* _Data supplied_:
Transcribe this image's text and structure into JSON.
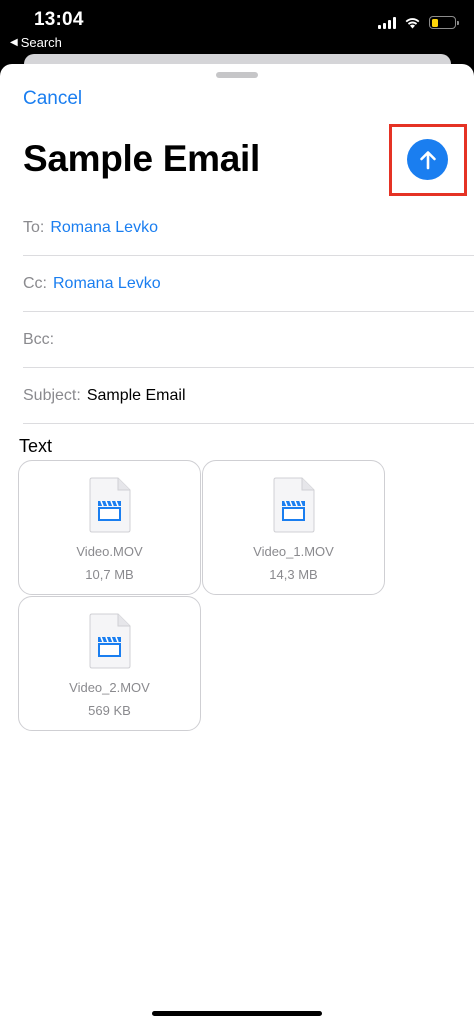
{
  "status_bar": {
    "time": "13:04",
    "back_label": "Search"
  },
  "compose": {
    "cancel_label": "Cancel",
    "title": "Sample Email",
    "to_label": "To:",
    "to_value": "Romana Levko",
    "cc_label": "Cc:",
    "cc_value": "Romana Levko",
    "bcc_label": "Bcc:",
    "subject_label": "Subject:",
    "subject_value": "Sample Email",
    "body": "Text"
  },
  "attachments": [
    {
      "name": "Video.MOV",
      "size": "10,7 MB"
    },
    {
      "name": "Video_1.MOV",
      "size": "14,3 MB"
    },
    {
      "name": "Video_2.MOV",
      "size": "569 KB"
    }
  ],
  "colors": {
    "accent": "#1a7ef0",
    "highlight": "#e53224",
    "battery": "#ffd60a"
  }
}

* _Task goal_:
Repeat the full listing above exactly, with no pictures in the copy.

* _Output of the task_:
Transcribe this image's text and structure into JSON.
{
  "status_bar": {
    "time": "13:04",
    "back_label": "Search"
  },
  "compose": {
    "cancel_label": "Cancel",
    "title": "Sample Email",
    "to_label": "To:",
    "to_value": "Romana Levko",
    "cc_label": "Cc:",
    "cc_value": "Romana Levko",
    "bcc_label": "Bcc:",
    "subject_label": "Subject:",
    "subject_value": "Sample Email",
    "body": "Text"
  },
  "attachments": [
    {
      "name": "Video.MOV",
      "size": "10,7 MB"
    },
    {
      "name": "Video_1.MOV",
      "size": "14,3 MB"
    },
    {
      "name": "Video_2.MOV",
      "size": "569 KB"
    }
  ],
  "colors": {
    "accent": "#1a7ef0",
    "highlight": "#e53224",
    "battery": "#ffd60a"
  }
}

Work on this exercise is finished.